Last year I participated in my first triathlon at Average Jo's and I was excited to head back there again this year. I had talked Erin into giving it a try because last year was so fun. This year was also fun, but in a more challenging way.
Erin and I got up early and drove out to Perham. On our way to the park we passed a familiar looking minivan traveling the opposite direction. As they passed I recognized Cassie and wondered if she was having trouble finding the park. Then I saw her turn around in our rear view mirror so I slowed down so she could catch up. When we got to the park there were a few other people there, but not many. We walked over to Cassie's van and said hello to her family before heading over to pick up our packets and to get marked for the race.

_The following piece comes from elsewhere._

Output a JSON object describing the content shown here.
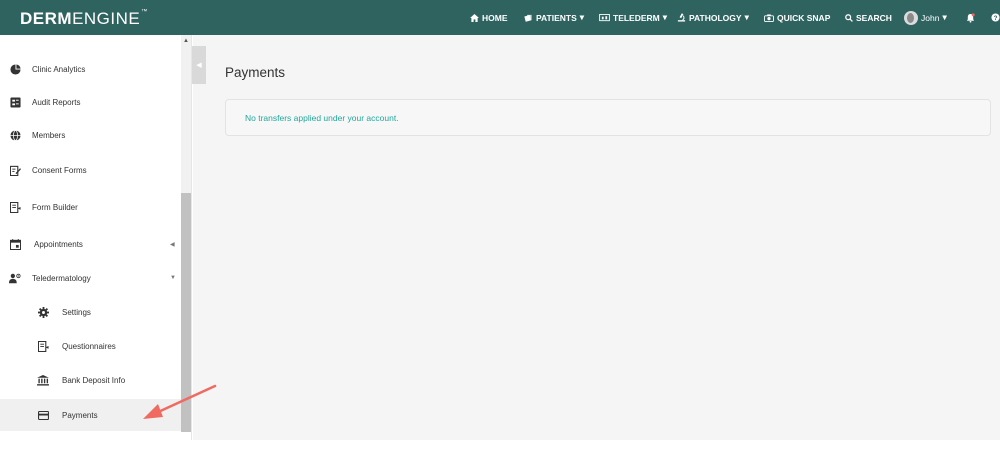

After getting our packets we grabbed our gear and headed for the transition area to setup in a good location. We found a spot on the last rack right on the end towards the bike exit. I've heard from other triathletes that it's easiest to be on that end so you don't have to fight getting your bike down the crowded rows during the race. After racking the bikes we then leisurely unpacked all of our other gear. Cassie setup right next to us and kind of followed along with what we were doing. This was her first triathlon too. As we were setting up, I could see the race organizers setting up the buoys for the swim course. Last year the swim stayed near the shore so it was possible to touch the bottom of the lake almost the entire way. This year the course was straight out into the lake.

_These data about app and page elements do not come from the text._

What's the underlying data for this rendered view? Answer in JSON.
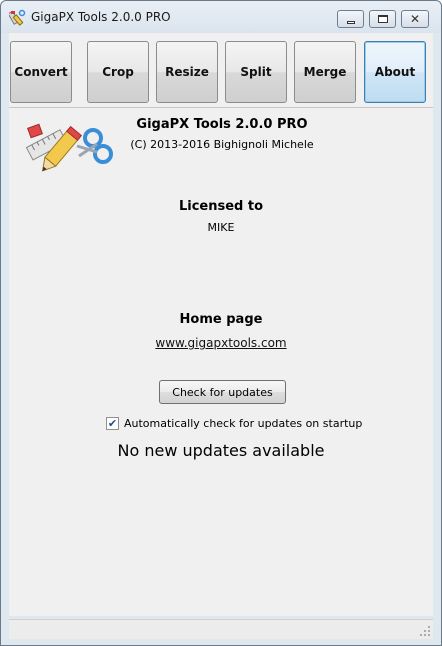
{
  "window": {
    "title": "GigaPX Tools 2.0.0 PRO",
    "controls": {
      "minimize": "minimize",
      "maximize": "maximize",
      "close": "✕"
    }
  },
  "toolbar": {
    "buttons": [
      {
        "label": "Convert",
        "active": false
      },
      {
        "label": "Crop",
        "active": false
      },
      {
        "label": "Resize",
        "active": false
      },
      {
        "label": "Split",
        "active": false
      },
      {
        "label": "Merge",
        "active": false
      },
      {
        "label": "About",
        "active": true
      }
    ]
  },
  "about": {
    "app_name": "GigaPX Tools 2.0.0 PRO",
    "copyright": "(C) 2013-2016 Bighignoli Michele",
    "licensed_label": "Licensed to",
    "licensed_value": "MIKE",
    "home_label": "Home page",
    "home_link": "www.gigapxtools.com",
    "check_button": "Check for updates",
    "auto_check_label": "Automatically check for updates on startup",
    "auto_check_checked": true,
    "status": "No new updates available"
  },
  "icons": {
    "logo": "tools-logo-icon",
    "app": "app-icon"
  },
  "colors": {
    "active_border": "#3c7fb1",
    "panel_bg": "#f0f0f0"
  }
}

As the start time got closer Erin and I decided to head into the water to get used to it while Cassie decided that she would stay out of the lake until the event started. We were told the water temperature was 66°, based on feel it was colder then it was the previous year and colder then the water at liberty where I was wearing a wet suit. Erin was shivering almost immediately, but I seemed to tolerate the cold fairly well. After being in for a couple of minutes I was quite comfortable.
When the race started I made the decision to walk as far as I could into the lake to minimize the amount of swimming I would have to do. I hoped I would be able to make it to the first buoy but that was overly optimistic. When I was forced to start swimming I did better mentally then I did during the 1.2 mile swim a few weeks prior. Knowing that I made it through that definitely helped my confidence and I was relaxed enough to put my head in and swim properly for a while. When I finally emerged from the lake I was near the back of the pack, 150th out of 170 participants.

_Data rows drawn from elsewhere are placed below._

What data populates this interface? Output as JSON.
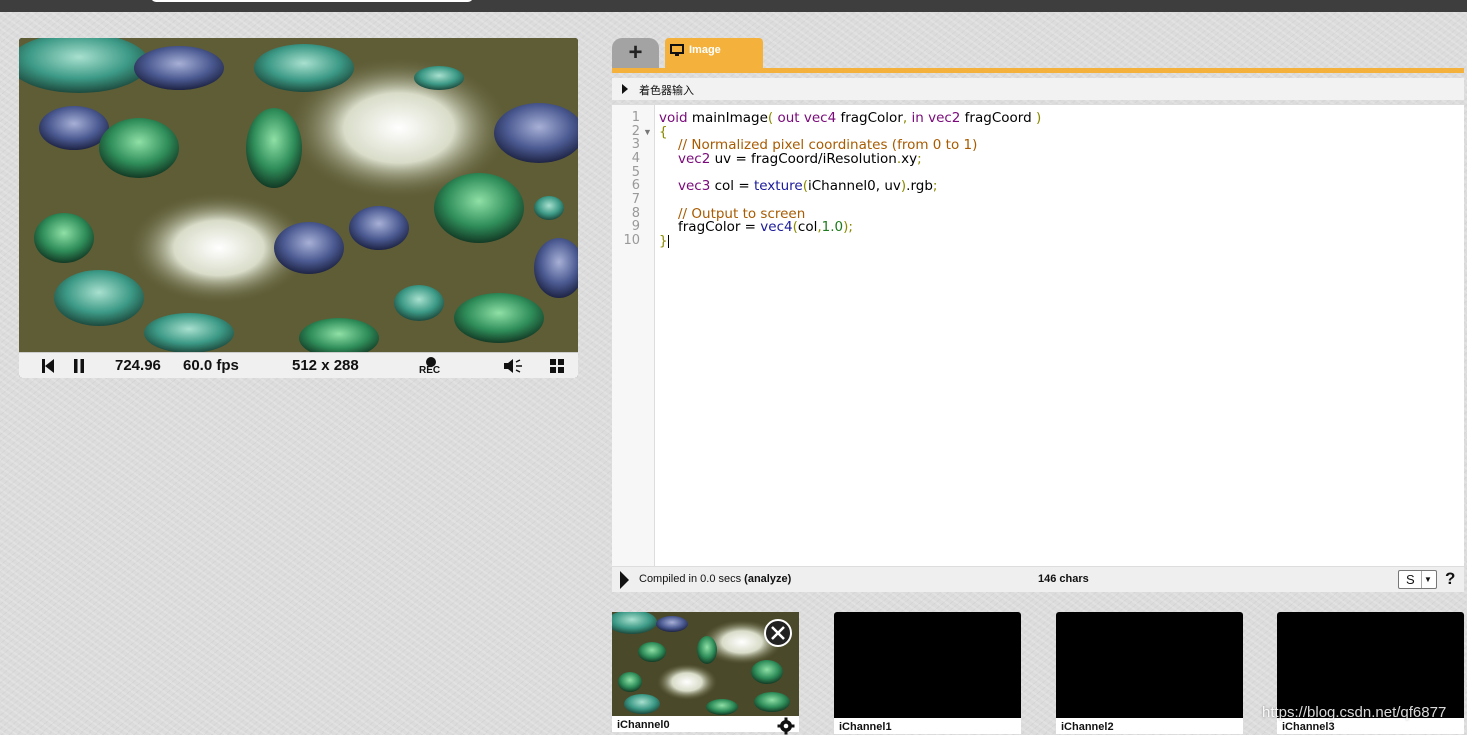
{
  "preview": {
    "time": "724.96",
    "fps": "60.0 fps",
    "resolution": "512 x 288",
    "rec_label": "REC",
    "icons": [
      "rewind-icon",
      "pause-icon",
      "record-icon",
      "volume-icon",
      "fullscreen-icon"
    ]
  },
  "tabs": {
    "add_label": "+",
    "image_label": "Image"
  },
  "inputs_row": {
    "label": "着色器输入"
  },
  "editor": {
    "line_numbers": [
      "1",
      "2",
      "3",
      "4",
      "5",
      "6",
      "7",
      "8",
      "9",
      "10"
    ],
    "lines": {
      "l1": [
        "void",
        " ",
        "mainImage",
        "(",
        " ",
        "out",
        " ",
        "vec4",
        " fragColor",
        ",",
        " ",
        "in",
        " ",
        "vec2",
        " fragCoord ",
        ")"
      ],
      "l2": "{",
      "l3": "// Normalized pixel coordinates (from 0 to 1)",
      "l4": [
        "vec2",
        " uv = fragCoord/iResolution",
        ".",
        "xy",
        ";"
      ],
      "l6": [
        "vec3",
        " col = ",
        "texture",
        "(",
        "iChannel0",
        ", ",
        "uv",
        ")",
        ".rgb",
        ";"
      ],
      "l8": "// Output to screen",
      "l9": [
        "fragColor = ",
        "vec4",
        "(",
        "col",
        ",",
        "1.0",
        ")",
        ";"
      ],
      "l10": "}"
    }
  },
  "status": {
    "compiled_prefix": "Compiled in 0.0 secs ",
    "analyze_label": "(analyze)",
    "chars": "146 chars",
    "select_value": "S",
    "help": "?"
  },
  "channels": [
    "iChannel0",
    "iChannel1",
    "iChannel2",
    "iChannel3"
  ],
  "watermark": "https://blog.csdn.net/qf6877",
  "colors": {
    "accent": "#f4b23c",
    "topbar": "#3e3e3e"
  }
}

After jogging up the hill to the transition area I dried off as best I could before putting my biking shoes on. I struggled to put on my spandex top and red Dick Beardsley shirt before heading out on the bike. The bike course has a gravel road on a hill at the start and end. This year the gravel was very soft and made keeping momentum difficult and had me concerned about tipping over once I was clipped into the pedals. Once I cleared the gravel I started to fly. I was a bit tired from the swim, but it didn't seem to effect me too much. Throughout the entire 12 miles I kept moving up the field and by the time the bike had finished I had passed 63 people. On the way back up the hill I stalled out about halfway up and decided just to run the bike back to the transition area rather then risk tipping over. I shed my bike shoes, put on my running shoes and Garmin and headed out on the run.
As I started the run I was dripping sweat from the bike and out of breath. The run starts down a hill and my legs had some difficulty remembering just what running felt like. Once I had the downhill behind me I started to find a rhythm and build speed. After going so fast on the bike it felt like I was crawling along, but I was holding a solid pace just under 10 minute miles. I was able to hold this pace throughout the run until near the end when I came across a guy who looked like he was struggling. He had started to walk which allowed me to catch him. When I was along side of him I told him that we should run the downhill and could walk the uphill. When we made it to the uphill I convinced him to push a little longer and get to the top. I kept pushing him along in this fashion until we were close enough to sprint to the finish line. I felt really good about getting him to the finish line a step in front of me.